To be sure, I radically disagree with John Derbyshire on many of his views. Indeed, Derbyshire has said offensive, even hateful things about minorities, things to which I take exception. That is precisely why I was looking forward to exposing the flaws in his arguments. If every student does not desire the intellectual challenge of defending their own ideas against those they find objectionable, that is perfectly fine (anyone can choose not to attend the talk).
Robust and open discussion of ideas, no matter their content, is of critical importance because that is how we gain a deeper understanding of our world and of humanity. We should not settle for merely refining and advancing our own ideas. We also should not settle for using the term "racist," "sexist," or "homophobic" as an excuse to dismiss or quarantine any idea that is felt to be deeply offensive. The best way to deal with speech we dislike is not to restrict it or quarantine it. Rather, it is to combat it, to challenge it, to question it, and to expose precisely what it is about such speech that is erroneous. Taking this approach, I believe, positions each of us to contribute to the advancement of human understanding by interrogating and evaluating the quality of competing ideas. Embracing a diversity of opinions and a multiformity of intuitions is essential to a pluralistic society.

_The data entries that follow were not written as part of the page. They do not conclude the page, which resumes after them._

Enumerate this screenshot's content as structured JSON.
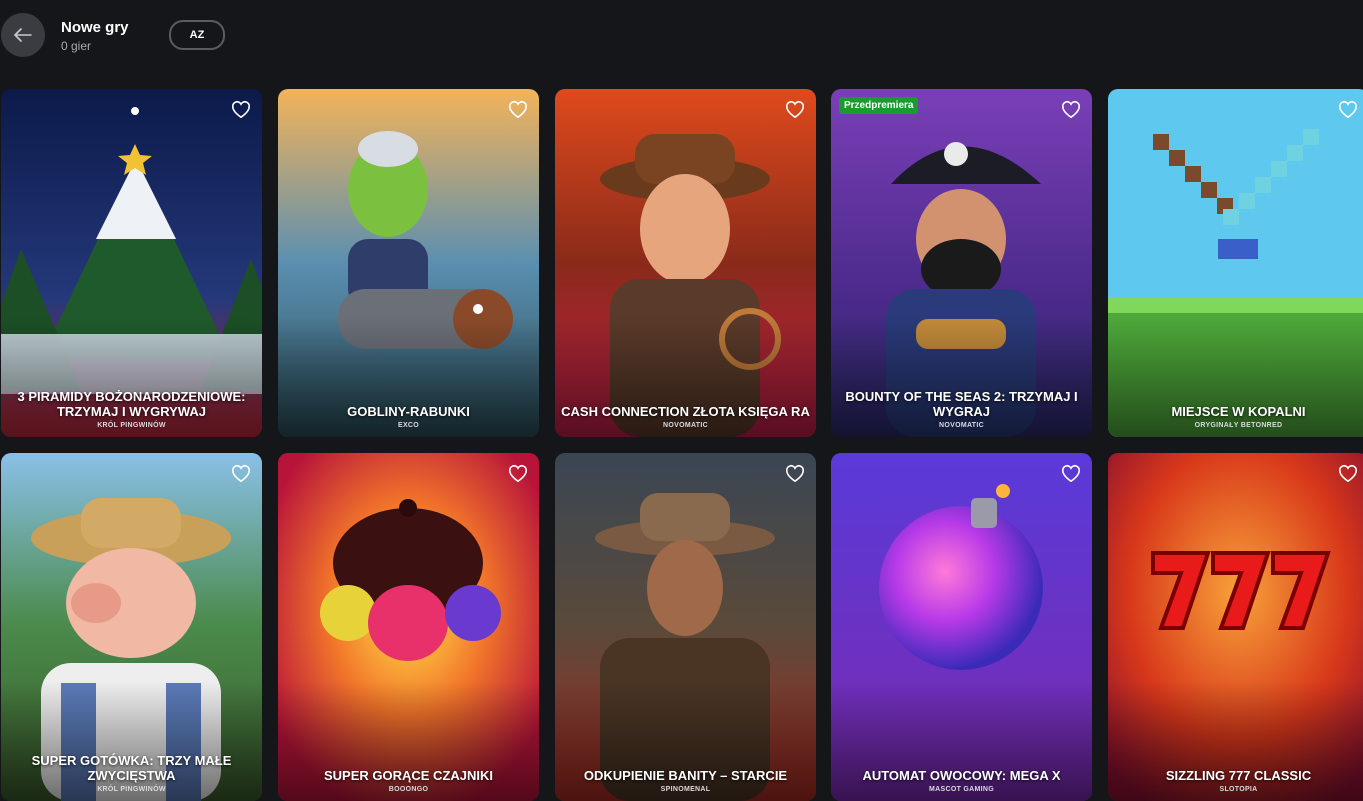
{
  "header": {
    "title": "Nowe gry",
    "count": "0 gier",
    "sort_label": "AZ"
  },
  "games": [
    {
      "name": "3 PIRAMIDY BOŻONARODZENIOWE: TRZYMAJ I WYGRYWAJ",
      "provider": "KRÓL PINGWINÓW",
      "badge": ""
    },
    {
      "name": "GOBLINY-RABUNKI",
      "provider": "EXCO",
      "badge": ""
    },
    {
      "name": "CASH CONNECTION ZŁOTA KSIĘGA RA",
      "provider": "NOVOMATIC",
      "badge": ""
    },
    {
      "name": "BOUNTY OF THE SEAS 2: TRZYMAJ I WYGRAJ",
      "provider": "NOVOMATIC",
      "badge": "Przedpremiera"
    },
    {
      "name": "MIEJSCE W KOPALNI",
      "provider": "ORYGINAŁY BETONRED",
      "badge": ""
    },
    {
      "name": "SUPER GOTÓWKA: TRZY MAŁE ZWYCIĘSTWA",
      "provider": "KRÓL PINGWINÓW",
      "badge": ""
    },
    {
      "name": "SUPER GORĄCE CZAJNIKI",
      "provider": "BOOONGO",
      "badge": ""
    },
    {
      "name": "ODKUPIENIE BANITY – STARCIE",
      "provider": "SPINOMENAL",
      "badge": ""
    },
    {
      "name": "AUTOMAT OWOCOWY: MEGA X",
      "provider": "MASCOT GAMING",
      "badge": ""
    },
    {
      "name": "SIZZLING 777 CLASSIC",
      "provider": "SLOTOPIA",
      "badge": ""
    }
  ],
  "icons": {
    "back": "arrow-left-icon",
    "favorite": "heart-outline-icon"
  }
}
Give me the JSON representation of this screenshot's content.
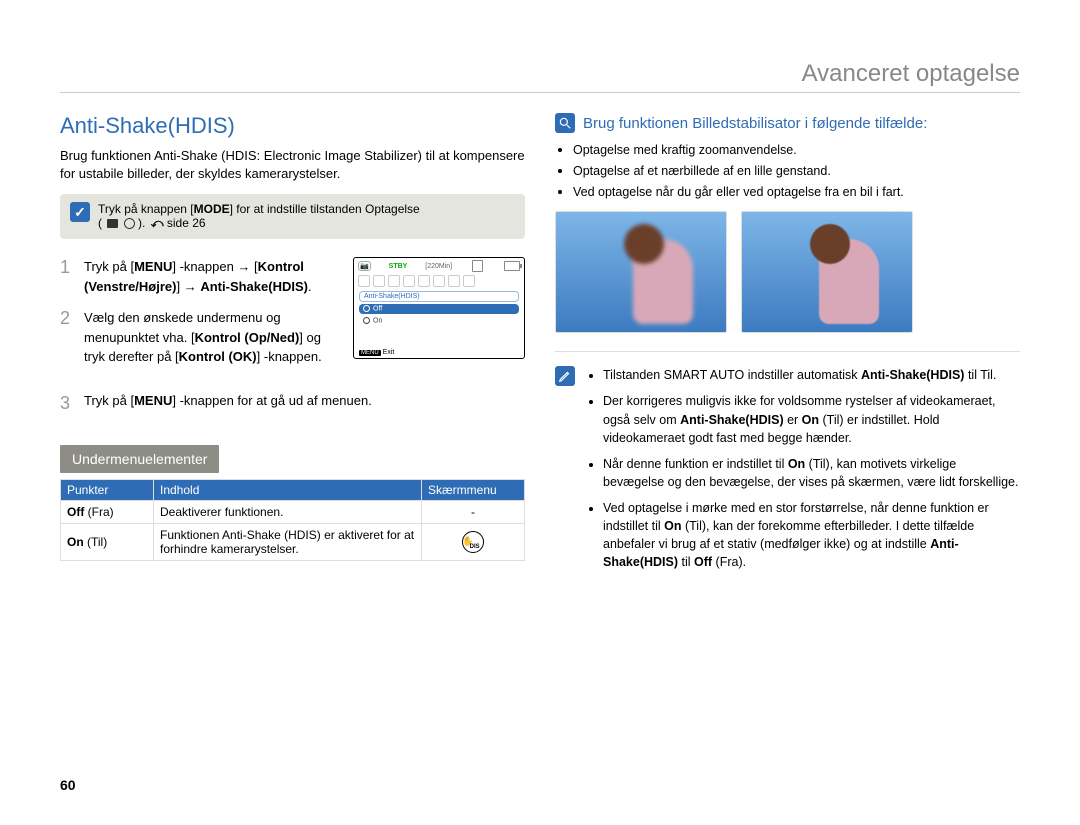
{
  "header": {
    "title": "Avanceret optagelse"
  },
  "section_title": "Anti-Shake(HDIS)",
  "intro": "Brug funktionen Anti-Shake (HDIS: Electronic Image Stabilizer) til at kompensere for ustabile billeder, der skyldes kamerarystelser.",
  "tip_mode_prefix": "Tryk på knappen [",
  "tip_mode_bold": "MODE",
  "tip_mode_suffix": "] for at indstille tilstanden Optagelse",
  "tip_mode_line2_prefix": "(",
  "tip_mode_line2_suffix": "). ",
  "tip_mode_page_ref": "side 26",
  "steps": [
    {
      "num": "1",
      "parts": [
        "Tryk på [",
        "MENU",
        "] -knappen ",
        "→",
        " [",
        "Kontrol (Venstre/Højre)",
        "] ",
        "→",
        " ",
        "Anti-Shake(HDIS)",
        "."
      ]
    },
    {
      "num": "2",
      "parts": [
        "Vælg den ønskede undermenu og menupunktet vha. [",
        "Kontrol (Op/Ned)",
        "] og tryk derefter på [",
        "Kontrol (OK)",
        "] -knappen."
      ]
    },
    {
      "num": "3",
      "parts": [
        "Tryk på [",
        "MENU",
        "] -knappen for at gå ud af menuen."
      ]
    }
  ],
  "lcd": {
    "stby": "STBY",
    "time": "[220Min]",
    "title": "Anti-Shake(HDIS)",
    "off": "Off",
    "on": "On",
    "menu": "MENU",
    "exit": "Exit"
  },
  "submenu_header": "Undermenuelementer",
  "table": {
    "headers": [
      "Punkter",
      "Indhold",
      "Skærmmenu"
    ],
    "rows": [
      {
        "item_bold": "Off",
        "item_paren": " (Fra)",
        "desc": "Deaktiverer funktionen.",
        "screen": "-"
      },
      {
        "item_bold": "On",
        "item_paren": " (Til)",
        "desc": "Funktionen Anti-Shake (HDIS) er aktiveret for at forhindre kamerarystelser.",
        "screen": "icon"
      }
    ]
  },
  "right_header": "Brug funktionen Billedstabilisator i følgende tilfælde:",
  "right_bullets": [
    "Optagelse med kraftig zoomanvendelse.",
    "Optagelse af et nærbillede af en lille genstand.",
    "Ved optagelse når du går eller ved optagelse fra en bil i fart."
  ],
  "notes": [
    {
      "pre": "Tilstanden SMART AUTO indstiller automatisk ",
      "bold": "Anti-Shake(HDIS)",
      "post": " til Til."
    },
    {
      "pre": "Der korrigeres muligvis ikke for voldsomme rystelser af videokameraet, også selv om ",
      "bold": "Anti-Shake(HDIS)",
      "mid": " er ",
      "bold2": "On",
      "post": " (Til) er indstillet. Hold videokameraet godt fast med begge hænder."
    },
    {
      "pre": "Når denne funktion er indstillet til ",
      "bold": "On",
      "post": " (Til), kan motivets virkelige bevægelse og den bevægelse, der vises på skærmen, være lidt forskellige."
    },
    {
      "pre": "Ved optagelse i mørke med en stor forstørrelse, når denne funktion er indstillet til ",
      "bold": "On",
      "mid": " (Til), kan der forekomme efterbilleder. I dette tilfælde anbefaler vi brug af et stativ (medfølger ikke) og at indstille ",
      "bold2": "Anti-Shake(HDIS)",
      "mid2": " til ",
      "bold3": "Off",
      "post": " (Fra)."
    }
  ],
  "page_num": "60",
  "hand_icon_text": "DIS"
}
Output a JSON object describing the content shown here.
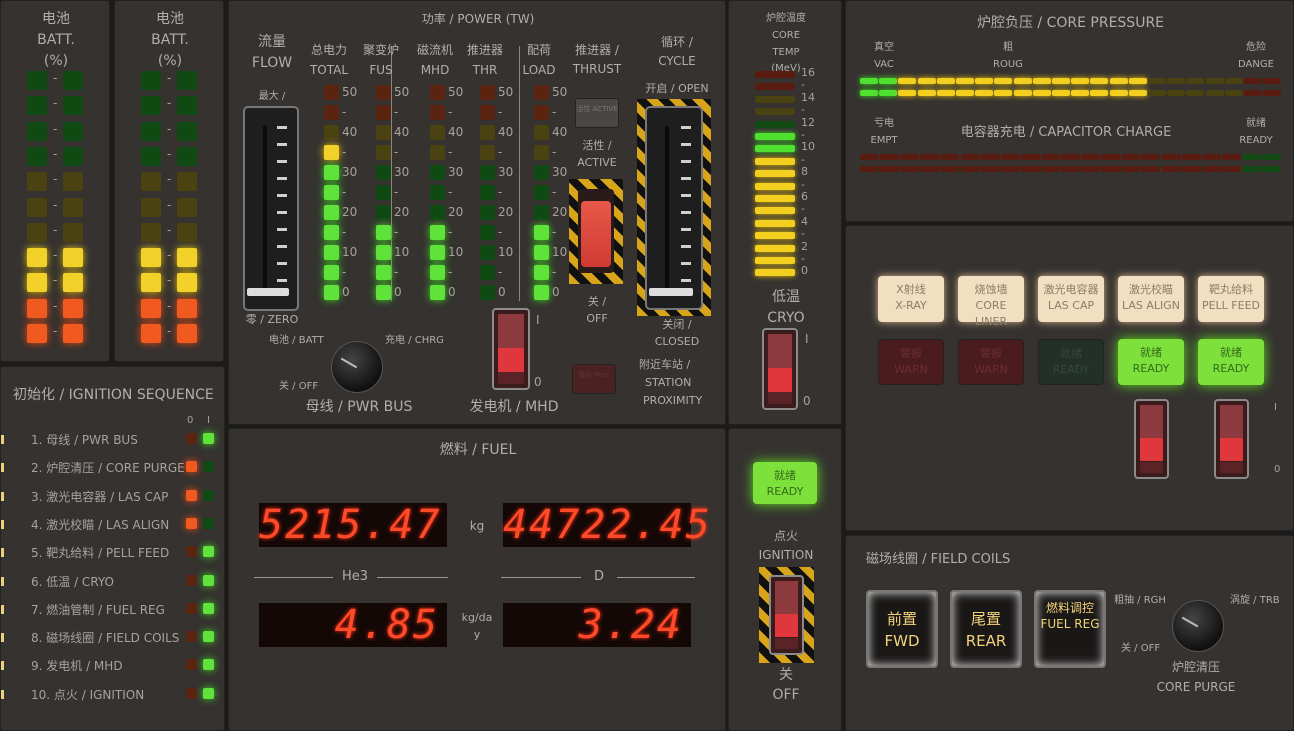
{
  "battery": [
    {
      "label_cn": "电池",
      "label_en": "BATT.",
      "unit": "(%)",
      "lit_segments": 4,
      "total_segments": 11
    },
    {
      "label_cn": "电池",
      "label_en": "BATT.",
      "unit": "(%)",
      "lit_segments": 4,
      "total_segments": 11
    }
  ],
  "ignition_sequence": {
    "title": "初始化 / IGNITION SEQUENCE",
    "col0": "0",
    "col1": "I",
    "items": [
      {
        "label": "1. 母线 / PWR BUS",
        "state": 1
      },
      {
        "label": "2. 炉腔清压 / CORE PURGE",
        "state": 0
      },
      {
        "label": "3. 激光电容器 / LAS CAP",
        "state": 0
      },
      {
        "label": "4. 激光校瞄 / LAS ALIGN",
        "state": 0
      },
      {
        "label": "5. 靶丸给料 / PELL FEED",
        "state": 1
      },
      {
        "label": "6. 低温 / CRYO",
        "state": 1
      },
      {
        "label": "7. 燃油管制 / FUEL REG",
        "state": 1
      },
      {
        "label": "8. 磁场线圈 / FIELD COILS",
        "state": 1
      },
      {
        "label": "9. 发电机 / MHD",
        "state": 1
      },
      {
        "label": "10. 点火 / IGNITION",
        "state": 1
      }
    ]
  },
  "power": {
    "title": "功率 / POWER (TW)",
    "flow": {
      "cn": "流量",
      "en": "FLOW",
      "max": "最大 /",
      "zero": "零 / ZERO",
      "value_fraction": 0.0
    },
    "scale": [
      "50",
      "-",
      "40",
      "-",
      "30",
      "-",
      "20",
      "-",
      "10",
      "-",
      "0"
    ],
    "meters": [
      {
        "cn": "总电力",
        "en": "TOTAL",
        "value": 35
      },
      {
        "cn": "聚变炉",
        "en": "FUS",
        "value": 15
      },
      {
        "cn": "磁流机",
        "en": "MHD",
        "value": 15
      },
      {
        "cn": "推进器",
        "en": "THR",
        "value": -5
      },
      {
        "cn": "配荷",
        "en": "LOAD",
        "value": 15
      }
    ],
    "thrust": {
      "label": "推进器 / THRUST",
      "btn": "活性 ACTIVE",
      "active": "活性 /",
      "active_en": "ACTIVE",
      "off": "关 /",
      "off_en": "OFF"
    },
    "cycle": {
      "label_cn": "循环 /",
      "label_en": "CYCLE",
      "open": "开启 / OPEN",
      "closed_cn": "关闭 /",
      "closed_en": "CLOSED",
      "value_fraction": 0.0
    },
    "pwr_bus": {
      "batt": "电池 / BATT",
      "chrg": "充电 / CHRG",
      "off": "关 / OFF",
      "label": "母线 / PWR BUS"
    },
    "mhd": {
      "on": "I",
      "off": "0",
      "label": "发电机 / MHD"
    },
    "station": {
      "btn": "靠近 Prox",
      "cn": "附近车站 /",
      "en1": "STATION",
      "en2": "PROXIMITY"
    }
  },
  "fuel": {
    "title": "燃料 / FUEL",
    "he3_mass": "5215.47",
    "d_mass": "44722.45",
    "mass_unit": "kg",
    "he3_label": "He3",
    "d_label": "D",
    "he3_rate": "4.85",
    "d_rate": "3.24",
    "rate_unit": "kg/da\ny"
  },
  "core_temp": {
    "cn": "炉腔温度",
    "en1": "CORE",
    "en2": "TEMP",
    "unit": "(MeV)",
    "value": 11,
    "scale": [
      "16",
      "-",
      "14",
      "-",
      "12",
      "-",
      "10",
      "-",
      "8",
      "-",
      "6",
      "-",
      "4",
      "-",
      "2",
      "-",
      "0"
    ]
  },
  "cryo": {
    "cn": "低温",
    "en": "CRYO",
    "on": "I",
    "off": "0"
  },
  "ignition": {
    "ready_cn": "就绪",
    "ready_en": "READY",
    "cn": "点火",
    "en": "IGNITION",
    "off_cn": "关",
    "off_en": "OFF"
  },
  "core_pressure": {
    "title": "炉腔负压 / CORE PRESSURE",
    "vac_cn": "真空",
    "vac_en": "VAC",
    "roug_cn": "粗",
    "roug_en": "ROUG",
    "dang_cn": "危险",
    "dang_en": "DANGE",
    "lit_segments": 15,
    "total_segments": 22
  },
  "capacitor": {
    "title": "电容器充电 / CAPACITOR CHARGE",
    "empt_cn": "亏电",
    "empt_en": "EMPT",
    "ready_cn": "就绪",
    "ready_en": "READY",
    "lit_segments": 0,
    "total_segments": 21
  },
  "status_lamps": {
    "top": [
      {
        "cn": "X射线",
        "en": "X-RAY"
      },
      {
        "cn": "烧蚀墙",
        "en": "CORE LINER"
      },
      {
        "cn": "激光电容器",
        "en": "LAS CAP"
      },
      {
        "cn": "激光校瞄",
        "en": "LAS ALIGN"
      },
      {
        "cn": "靶丸给料",
        "en": "PELL FEED"
      }
    ],
    "bottom": [
      {
        "cn": "警报",
        "en": "WARN",
        "state": "warn"
      },
      {
        "cn": "警报",
        "en": "WARN",
        "state": "warn"
      },
      {
        "cn": "就绪",
        "en": "READY",
        "state": "dark"
      },
      {
        "cn": "就绪",
        "en": "READY",
        "state": "ready"
      },
      {
        "cn": "就绪",
        "en": "READY",
        "state": "ready"
      }
    ],
    "switch_on": "I",
    "switch_off": "0"
  },
  "field_coils": {
    "title": "磁场线圈 / FIELD COILS",
    "buttons": [
      {
        "cn": "前置",
        "en": "FWD"
      },
      {
        "cn": "尾置",
        "en": "REAR"
      },
      {
        "cn": "燃料调控",
        "en": "FUEL REG"
      }
    ],
    "purge": {
      "rgh": "粗抽 / RGH",
      "trb": "涡旋 / TRB",
      "off": "关 / OFF",
      "cn": "炉腔清压",
      "en": "CORE PURGE"
    }
  }
}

Both Jonathan Adler and our own Zach Wood understand the essence of a Williams education. So, let me encourage you to read Adler's piece, as relevant in 2023 as it was when published in 2016.
-B. Daniel Blatt '85